■ Required action ■
Leaving the pictures aside, repeat the entries exactly.

■ Data shown ■
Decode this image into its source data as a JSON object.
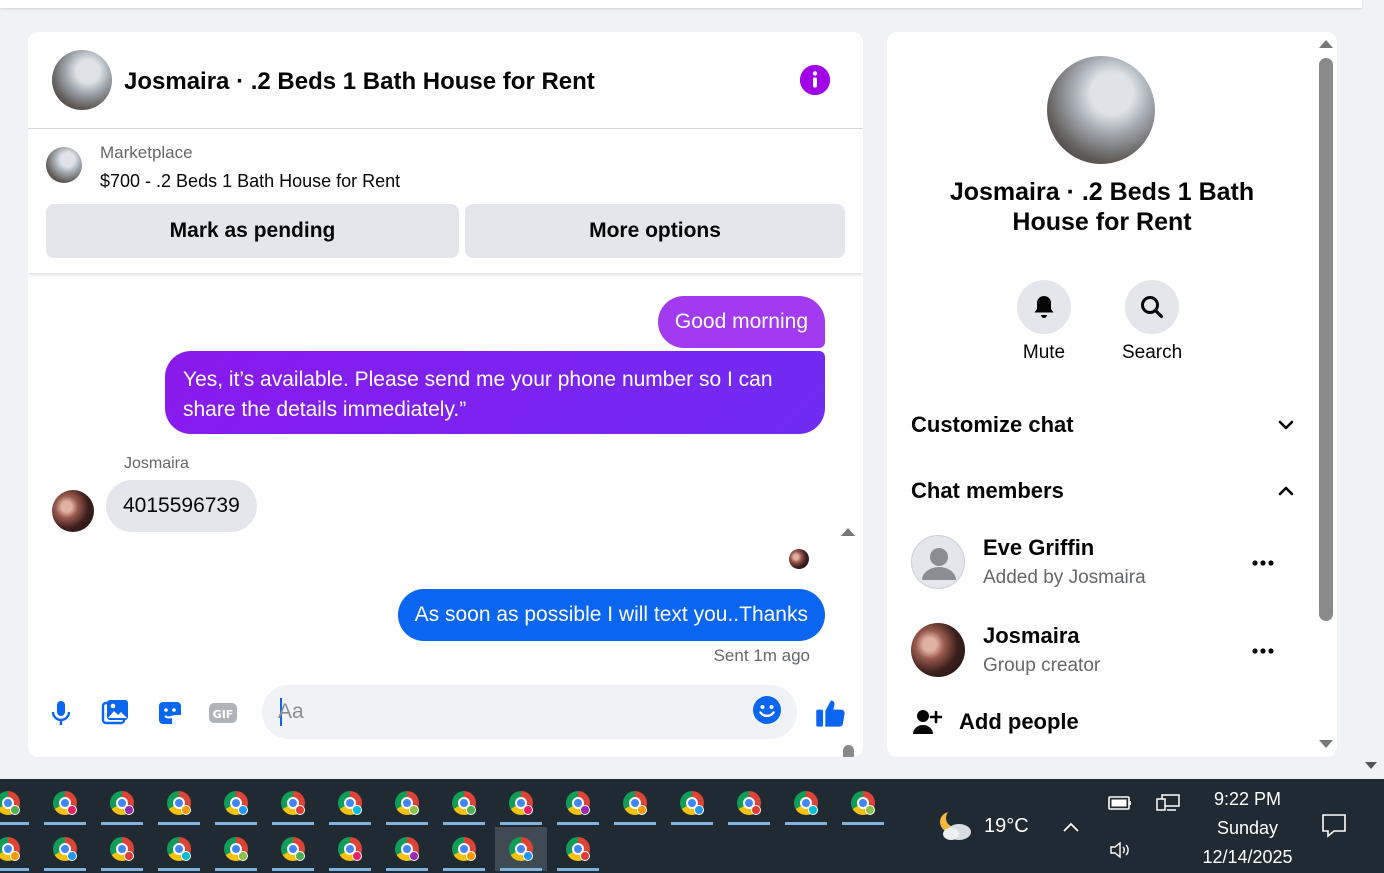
{
  "chat": {
    "title": "Josmaira · .2 Beds 1 Bath House for Rent",
    "marketplace": {
      "label": "Marketplace",
      "listing": "$700 - .2 Beds 1 Bath House for Rent",
      "mark_pending": "Mark as pending",
      "more_options": "More options"
    },
    "messages": [
      {
        "text": "Good morning"
      },
      {
        "text": "Yes, it’s available. Please send me your phone number so I can share the details immediately.”"
      },
      {
        "sender": "Josmaira",
        "text": "4015596739"
      },
      {
        "text": "As soon as possible I will text you..Thanks"
      }
    ],
    "sent_status": "Sent 1m ago",
    "composer": {
      "placeholder": "Aa"
    }
  },
  "info": {
    "title": "Josmaira · .2 Beds 1 Bath House for Rent",
    "actions": {
      "mute": "Mute",
      "search": "Search"
    },
    "customize_chat": "Customize chat",
    "chat_members": "Chat members",
    "members": [
      {
        "name": "Eve Griffin",
        "sub": "Added by Josmaira"
      },
      {
        "name": "Josmaira",
        "sub": "Group creator"
      }
    ],
    "add_people": "Add people"
  },
  "taskbar": {
    "temperature": "19°C",
    "time": "9:22 PM",
    "day": "Sunday",
    "date": "12/14/2025"
  },
  "colors": {
    "accent_purple": "#a200e8",
    "outgoing_blue": "#0a66f0",
    "outgoing_purple": "#a23bf0",
    "taskbar": "#1f2a33"
  }
}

■ Task solution ■
Decode this image into its source data as a JSON object.
{
  "chat": {
    "title": "Josmaira · .2 Beds 1 Bath House for Rent",
    "marketplace": {
      "label": "Marketplace",
      "listing": "$700 - .2 Beds 1 Bath House for Rent",
      "mark_pending": "Mark as pending",
      "more_options": "More options"
    },
    "messages": [
      {
        "text": "Good morning"
      },
      {
        "text": "Yes, it’s available. Please send me your phone number so I can share the details immediately.”"
      },
      {
        "sender": "Josmaira",
        "text": "4015596739"
      },
      {
        "text": "As soon as possible I will text you..Thanks"
      }
    ],
    "sent_status": "Sent 1m ago",
    "composer": {
      "placeholder": "Aa"
    }
  },
  "info": {
    "title": "Josmaira · .2 Beds 1 Bath House for Rent",
    "actions": {
      "mute": "Mute",
      "search": "Search"
    },
    "customize_chat": "Customize chat",
    "chat_members": "Chat members",
    "members": [
      {
        "name": "Eve Griffin",
        "sub": "Added by Josmaira"
      },
      {
        "name": "Josmaira",
        "sub": "Group creator"
      }
    ],
    "add_people": "Add people"
  },
  "taskbar": {
    "temperature": "19°C",
    "time": "9:22 PM",
    "day": "Sunday",
    "date": "12/14/2025"
  },
  "colors": {
    "accent_purple": "#a200e8",
    "outgoing_blue": "#0a66f0",
    "outgoing_purple": "#a23bf0",
    "taskbar": "#1f2a33"
  }
}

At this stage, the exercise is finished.